Element data from apps and pages
····················

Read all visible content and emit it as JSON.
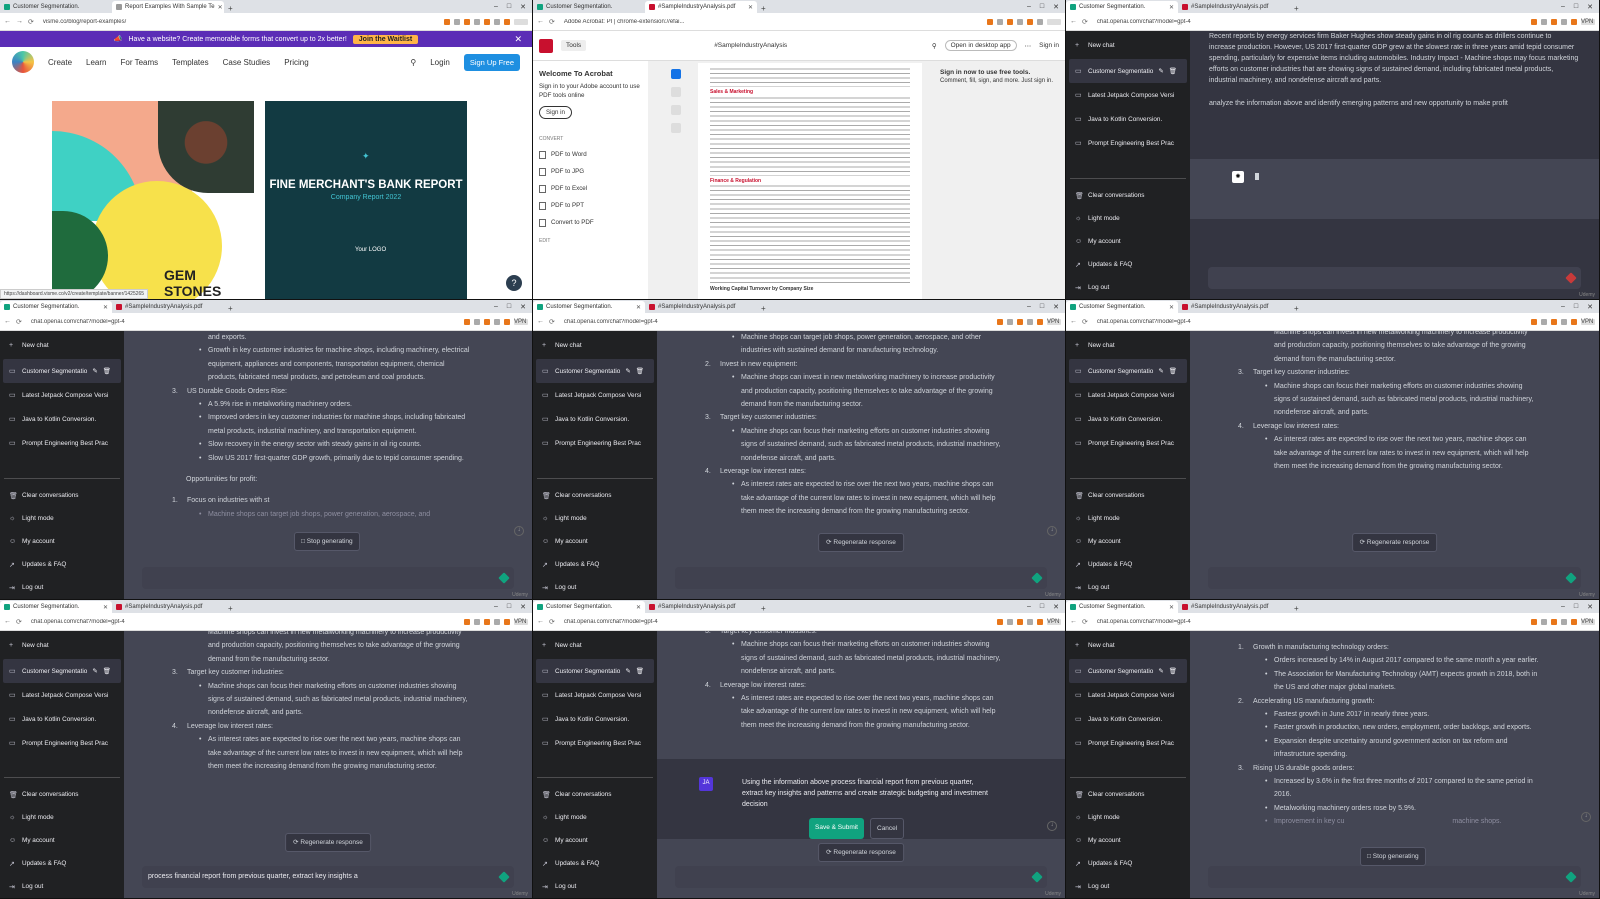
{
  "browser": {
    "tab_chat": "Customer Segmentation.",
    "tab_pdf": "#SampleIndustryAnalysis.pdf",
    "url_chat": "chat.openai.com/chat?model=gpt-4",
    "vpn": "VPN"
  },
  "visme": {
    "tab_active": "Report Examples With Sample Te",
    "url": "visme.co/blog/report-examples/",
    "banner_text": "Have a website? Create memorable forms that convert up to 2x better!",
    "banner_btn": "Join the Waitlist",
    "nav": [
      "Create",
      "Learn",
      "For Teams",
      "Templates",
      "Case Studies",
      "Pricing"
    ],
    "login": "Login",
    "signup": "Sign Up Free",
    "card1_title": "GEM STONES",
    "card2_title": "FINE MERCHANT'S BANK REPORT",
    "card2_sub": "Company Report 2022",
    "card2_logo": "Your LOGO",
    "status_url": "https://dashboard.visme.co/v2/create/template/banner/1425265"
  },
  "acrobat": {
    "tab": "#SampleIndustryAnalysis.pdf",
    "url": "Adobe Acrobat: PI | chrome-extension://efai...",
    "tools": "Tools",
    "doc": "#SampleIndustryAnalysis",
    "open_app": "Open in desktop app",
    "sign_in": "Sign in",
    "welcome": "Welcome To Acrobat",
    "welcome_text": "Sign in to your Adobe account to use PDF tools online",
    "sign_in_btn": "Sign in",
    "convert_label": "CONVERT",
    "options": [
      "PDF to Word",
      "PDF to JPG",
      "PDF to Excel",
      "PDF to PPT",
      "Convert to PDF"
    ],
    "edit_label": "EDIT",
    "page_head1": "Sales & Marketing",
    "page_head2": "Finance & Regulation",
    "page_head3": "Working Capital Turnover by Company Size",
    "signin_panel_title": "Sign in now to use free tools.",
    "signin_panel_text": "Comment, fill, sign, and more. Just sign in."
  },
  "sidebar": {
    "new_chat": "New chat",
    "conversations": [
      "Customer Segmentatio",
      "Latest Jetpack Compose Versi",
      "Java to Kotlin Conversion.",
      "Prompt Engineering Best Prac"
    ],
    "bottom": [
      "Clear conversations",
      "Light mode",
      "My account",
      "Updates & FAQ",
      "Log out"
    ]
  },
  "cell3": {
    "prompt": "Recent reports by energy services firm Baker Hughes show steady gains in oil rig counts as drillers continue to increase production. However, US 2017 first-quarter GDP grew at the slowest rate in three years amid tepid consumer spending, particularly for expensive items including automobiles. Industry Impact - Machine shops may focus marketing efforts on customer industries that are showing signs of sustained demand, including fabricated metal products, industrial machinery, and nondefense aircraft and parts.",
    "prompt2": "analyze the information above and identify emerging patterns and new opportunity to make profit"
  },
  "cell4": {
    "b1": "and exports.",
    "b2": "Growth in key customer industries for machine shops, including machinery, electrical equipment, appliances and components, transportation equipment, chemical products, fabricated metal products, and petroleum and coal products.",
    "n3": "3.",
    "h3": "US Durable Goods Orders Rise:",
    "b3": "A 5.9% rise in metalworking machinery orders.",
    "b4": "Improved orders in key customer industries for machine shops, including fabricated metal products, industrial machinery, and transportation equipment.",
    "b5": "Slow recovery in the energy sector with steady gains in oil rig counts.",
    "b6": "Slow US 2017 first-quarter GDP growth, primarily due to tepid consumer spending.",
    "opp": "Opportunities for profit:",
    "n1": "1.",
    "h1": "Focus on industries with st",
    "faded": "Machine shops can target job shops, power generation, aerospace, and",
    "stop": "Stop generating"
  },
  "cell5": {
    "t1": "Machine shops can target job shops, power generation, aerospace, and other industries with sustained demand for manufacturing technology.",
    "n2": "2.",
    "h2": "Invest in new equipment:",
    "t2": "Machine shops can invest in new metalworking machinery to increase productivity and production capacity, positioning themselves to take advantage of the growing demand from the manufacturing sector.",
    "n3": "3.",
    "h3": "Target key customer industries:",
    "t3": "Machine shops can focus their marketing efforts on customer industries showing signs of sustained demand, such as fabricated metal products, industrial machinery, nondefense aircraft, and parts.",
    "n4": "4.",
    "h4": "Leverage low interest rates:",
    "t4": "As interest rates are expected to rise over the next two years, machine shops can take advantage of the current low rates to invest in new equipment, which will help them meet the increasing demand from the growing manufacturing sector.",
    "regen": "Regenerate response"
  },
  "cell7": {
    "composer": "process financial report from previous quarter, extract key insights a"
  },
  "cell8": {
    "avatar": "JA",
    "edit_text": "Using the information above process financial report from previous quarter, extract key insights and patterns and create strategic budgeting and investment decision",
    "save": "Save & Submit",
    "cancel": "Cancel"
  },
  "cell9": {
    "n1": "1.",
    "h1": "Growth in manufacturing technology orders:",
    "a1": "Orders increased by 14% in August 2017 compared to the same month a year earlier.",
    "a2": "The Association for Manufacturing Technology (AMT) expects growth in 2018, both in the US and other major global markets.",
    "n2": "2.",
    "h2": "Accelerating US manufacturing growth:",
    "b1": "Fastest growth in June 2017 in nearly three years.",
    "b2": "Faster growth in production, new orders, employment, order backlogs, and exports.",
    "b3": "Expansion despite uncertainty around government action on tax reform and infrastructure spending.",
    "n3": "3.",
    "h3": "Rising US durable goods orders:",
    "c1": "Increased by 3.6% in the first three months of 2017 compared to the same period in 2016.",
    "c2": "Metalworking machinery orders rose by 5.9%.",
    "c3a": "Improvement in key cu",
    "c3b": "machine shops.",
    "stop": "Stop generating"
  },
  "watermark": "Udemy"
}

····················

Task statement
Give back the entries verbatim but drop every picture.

Response to this task
Read all visible content and emit it as JSON.
{
  "browser": {
    "tab_chat": "Customer Segmentation.",
    "tab_pdf": "#SampleIndustryAnalysis.pdf",
    "url_chat": "chat.openai.com/chat?model=gpt-4",
    "vpn": "VPN"
  },
  "visme": {
    "tab_active": "Report Examples With Sample Te",
    "url": "visme.co/blog/report-examples/",
    "banner_text": "Have a website? Create memorable forms that convert up to 2x better!",
    "banner_btn": "Join the Waitlist",
    "nav": [
      "Create",
      "Learn",
      "For Teams",
      "Templates",
      "Case Studies",
      "Pricing"
    ],
    "login": "Login",
    "signup": "Sign Up Free",
    "card1_title": "GEM STONES",
    "card2_title": "FINE MERCHANT'S BANK REPORT",
    "card2_sub": "Company Report 2022",
    "card2_logo": "Your LOGO",
    "status_url": "https://dashboard.visme.co/v2/create/template/banner/1425265"
  },
  "acrobat": {
    "tab": "#SampleIndustryAnalysis.pdf",
    "url": "Adobe Acrobat: PI | chrome-extension://efai...",
    "tools": "Tools",
    "doc": "#SampleIndustryAnalysis",
    "open_app": "Open in desktop app",
    "sign_in": "Sign in",
    "welcome": "Welcome To Acrobat",
    "welcome_text": "Sign in to your Adobe account to use PDF tools online",
    "sign_in_btn": "Sign in",
    "convert_label": "CONVERT",
    "options": [
      "PDF to Word",
      "PDF to JPG",
      "PDF to Excel",
      "PDF to PPT",
      "Convert to PDF"
    ],
    "edit_label": "EDIT",
    "page_head1": "Sales & Marketing",
    "page_head2": "Finance & Regulation",
    "page_head3": "Working Capital Turnover by Company Size",
    "signin_panel_title": "Sign in now to use free tools.",
    "signin_panel_text": "Comment, fill, sign, and more. Just sign in."
  },
  "sidebar": {
    "new_chat": "New chat",
    "conversations": [
      "Customer Segmentatio",
      "Latest Jetpack Compose Versi",
      "Java to Kotlin Conversion.",
      "Prompt Engineering Best Prac"
    ],
    "bottom": [
      "Clear conversations",
      "Light mode",
      "My account",
      "Updates & FAQ",
      "Log out"
    ]
  },
  "cell3": {
    "prompt": "Recent reports by energy services firm Baker Hughes show steady gains in oil rig counts as drillers continue to increase production. However, US 2017 first-quarter GDP grew at the slowest rate in three years amid tepid consumer spending, particularly for expensive items including automobiles. Industry Impact - Machine shops may focus marketing efforts on customer industries that are showing signs of sustained demand, including fabricated metal products, industrial machinery, and nondefense aircraft and parts.",
    "prompt2": "analyze the information above and identify emerging patterns and new opportunity to make profit"
  },
  "cell4": {
    "b1": "and exports.",
    "b2": "Growth in key customer industries for machine shops, including machinery, electrical equipment, appliances and components, transportation equipment, chemical products, fabricated metal products, and petroleum and coal products.",
    "n3": "3.",
    "h3": "US Durable Goods Orders Rise:",
    "b3": "A 5.9% rise in metalworking machinery orders.",
    "b4": "Improved orders in key customer industries for machine shops, including fabricated metal products, industrial machinery, and transportation equipment.",
    "b5": "Slow recovery in the energy sector with steady gains in oil rig counts.",
    "b6": "Slow US 2017 first-quarter GDP growth, primarily due to tepid consumer spending.",
    "opp": "Opportunities for profit:",
    "n1": "1.",
    "h1": "Focus on industries with st",
    "faded": "Machine shops can target job shops, power generation, aerospace, and",
    "stop": "Stop generating"
  },
  "cell5": {
    "t1": "Machine shops can target job shops, power generation, aerospace, and other industries with sustained demand for manufacturing technology.",
    "n2": "2.",
    "h2": "Invest in new equipment:",
    "t2": "Machine shops can invest in new metalworking machinery to increase productivity and production capacity, positioning themselves to take advantage of the growing demand from the manufacturing sector.",
    "n3": "3.",
    "h3": "Target key customer industries:",
    "t3": "Machine shops can focus their marketing efforts on customer industries showing signs of sustained demand, such as fabricated metal products, industrial machinery, nondefense aircraft, and parts.",
    "n4": "4.",
    "h4": "Leverage low interest rates:",
    "t4": "As interest rates are expected to rise over the next two years, machine shops can take advantage of the current low rates to invest in new equipment, which will help them meet the increasing demand from the growing manufacturing sector.",
    "regen": "Regenerate response"
  },
  "cell7": {
    "composer": "process financial report from previous quarter, extract key insights a"
  },
  "cell8": {
    "avatar": "JA",
    "edit_text": "Using the information above process financial report from previous quarter, extract key insights and patterns and create strategic budgeting and investment decision",
    "save": "Save & Submit",
    "cancel": "Cancel"
  },
  "cell9": {
    "n1": "1.",
    "h1": "Growth in manufacturing technology orders:",
    "a1": "Orders increased by 14% in August 2017 compared to the same month a year earlier.",
    "a2": "The Association for Manufacturing Technology (AMT) expects growth in 2018, both in the US and other major global markets.",
    "n2": "2.",
    "h2": "Accelerating US manufacturing growth:",
    "b1": "Fastest growth in June 2017 in nearly three years.",
    "b2": "Faster growth in production, new orders, employment, order backlogs, and exports.",
    "b3": "Expansion despite uncertainty around government action on tax reform and infrastructure spending.",
    "n3": "3.",
    "h3": "Rising US durable goods orders:",
    "c1": "Increased by 3.6% in the first three months of 2017 compared to the same period in 2016.",
    "c2": "Metalworking machinery orders rose by 5.9%.",
    "c3a": "Improvement in key cu",
    "c3b": "machine shops.",
    "stop": "Stop generating"
  },
  "watermark": "Udemy"
}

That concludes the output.